Segment Start: Supplied information

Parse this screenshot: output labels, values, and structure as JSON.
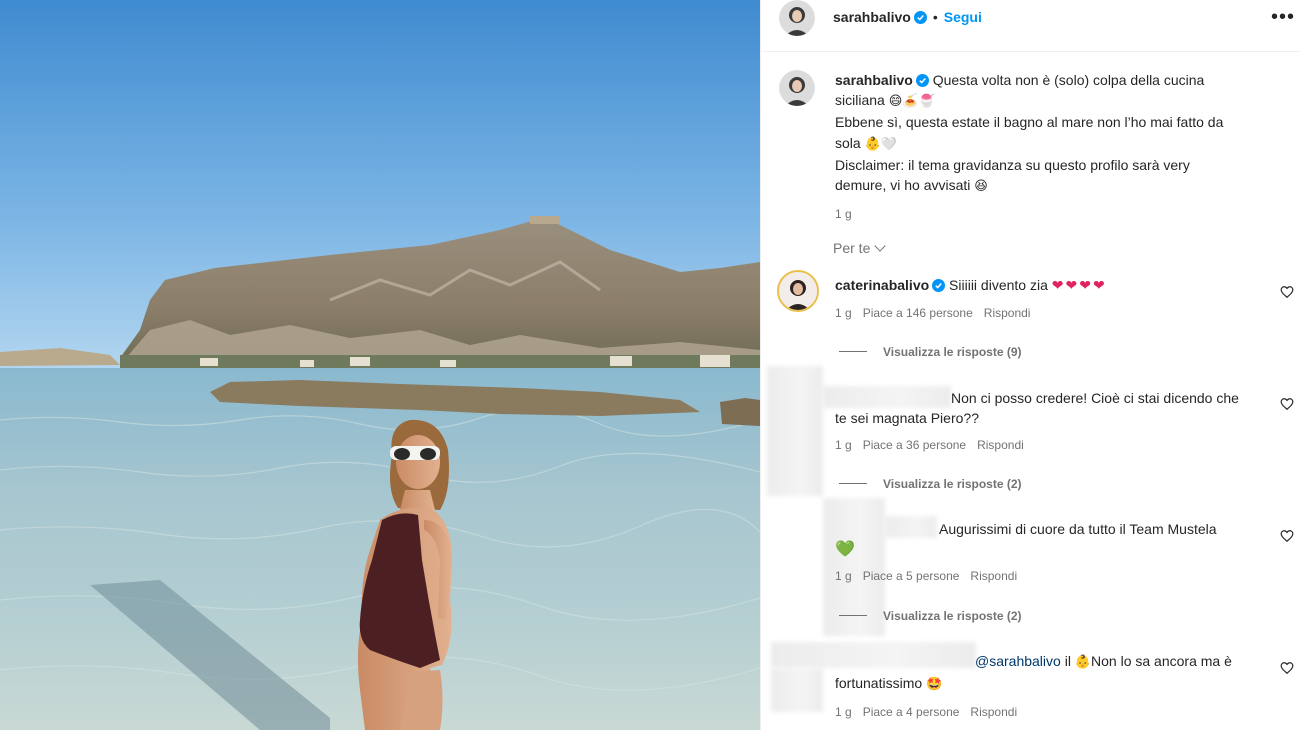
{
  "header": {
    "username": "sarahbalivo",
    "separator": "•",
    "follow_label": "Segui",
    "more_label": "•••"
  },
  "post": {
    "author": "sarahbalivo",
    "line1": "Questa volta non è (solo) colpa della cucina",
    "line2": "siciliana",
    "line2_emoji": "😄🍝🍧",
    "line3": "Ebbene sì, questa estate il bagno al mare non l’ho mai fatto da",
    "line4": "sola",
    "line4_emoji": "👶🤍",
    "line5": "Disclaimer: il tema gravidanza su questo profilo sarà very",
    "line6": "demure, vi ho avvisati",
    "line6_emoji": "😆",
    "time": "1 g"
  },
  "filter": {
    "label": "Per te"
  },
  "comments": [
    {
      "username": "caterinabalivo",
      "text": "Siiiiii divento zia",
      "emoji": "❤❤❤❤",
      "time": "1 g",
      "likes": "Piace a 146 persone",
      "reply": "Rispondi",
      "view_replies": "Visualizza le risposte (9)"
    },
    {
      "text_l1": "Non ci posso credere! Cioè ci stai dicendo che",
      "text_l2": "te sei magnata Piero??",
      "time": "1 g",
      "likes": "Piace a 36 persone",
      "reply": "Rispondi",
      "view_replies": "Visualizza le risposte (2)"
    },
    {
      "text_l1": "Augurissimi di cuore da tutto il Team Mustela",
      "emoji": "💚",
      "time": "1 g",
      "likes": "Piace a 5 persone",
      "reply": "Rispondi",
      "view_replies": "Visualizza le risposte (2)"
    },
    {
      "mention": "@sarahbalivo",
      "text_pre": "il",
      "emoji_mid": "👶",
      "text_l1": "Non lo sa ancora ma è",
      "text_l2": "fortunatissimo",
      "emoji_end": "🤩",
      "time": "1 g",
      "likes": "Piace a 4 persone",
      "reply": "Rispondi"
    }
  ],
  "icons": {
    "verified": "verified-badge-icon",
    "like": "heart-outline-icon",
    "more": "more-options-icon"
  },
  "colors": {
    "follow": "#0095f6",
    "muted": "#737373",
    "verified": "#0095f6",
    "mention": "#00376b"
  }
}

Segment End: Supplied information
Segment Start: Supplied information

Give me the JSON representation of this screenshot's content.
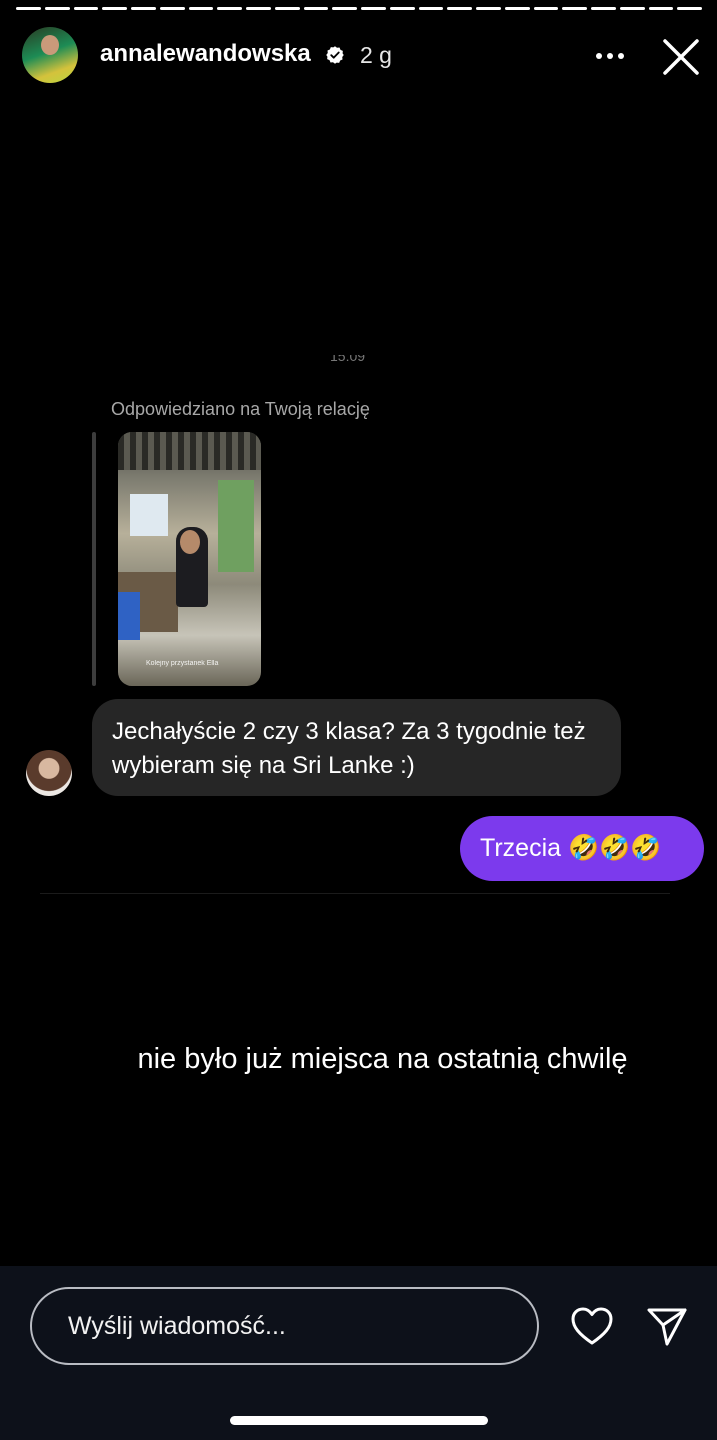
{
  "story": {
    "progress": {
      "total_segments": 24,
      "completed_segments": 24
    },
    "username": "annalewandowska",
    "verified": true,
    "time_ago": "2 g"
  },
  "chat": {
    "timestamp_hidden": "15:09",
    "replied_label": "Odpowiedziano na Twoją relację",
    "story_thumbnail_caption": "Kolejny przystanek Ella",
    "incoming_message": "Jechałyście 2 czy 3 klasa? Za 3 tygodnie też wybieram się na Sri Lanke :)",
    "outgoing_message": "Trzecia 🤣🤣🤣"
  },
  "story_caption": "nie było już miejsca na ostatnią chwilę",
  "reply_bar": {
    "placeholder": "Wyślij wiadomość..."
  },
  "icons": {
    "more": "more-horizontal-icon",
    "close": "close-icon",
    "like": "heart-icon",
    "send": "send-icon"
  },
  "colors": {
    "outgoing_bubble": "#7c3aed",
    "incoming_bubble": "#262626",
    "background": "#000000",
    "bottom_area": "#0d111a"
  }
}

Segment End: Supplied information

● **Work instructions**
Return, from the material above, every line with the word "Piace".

● **Response below**
      "likes": "Piace a 146 persone",
      "likes": "Piace a 36 persone",
      "likes": "Piace a 5 persone",
      "likes": "Piace a 4 persone",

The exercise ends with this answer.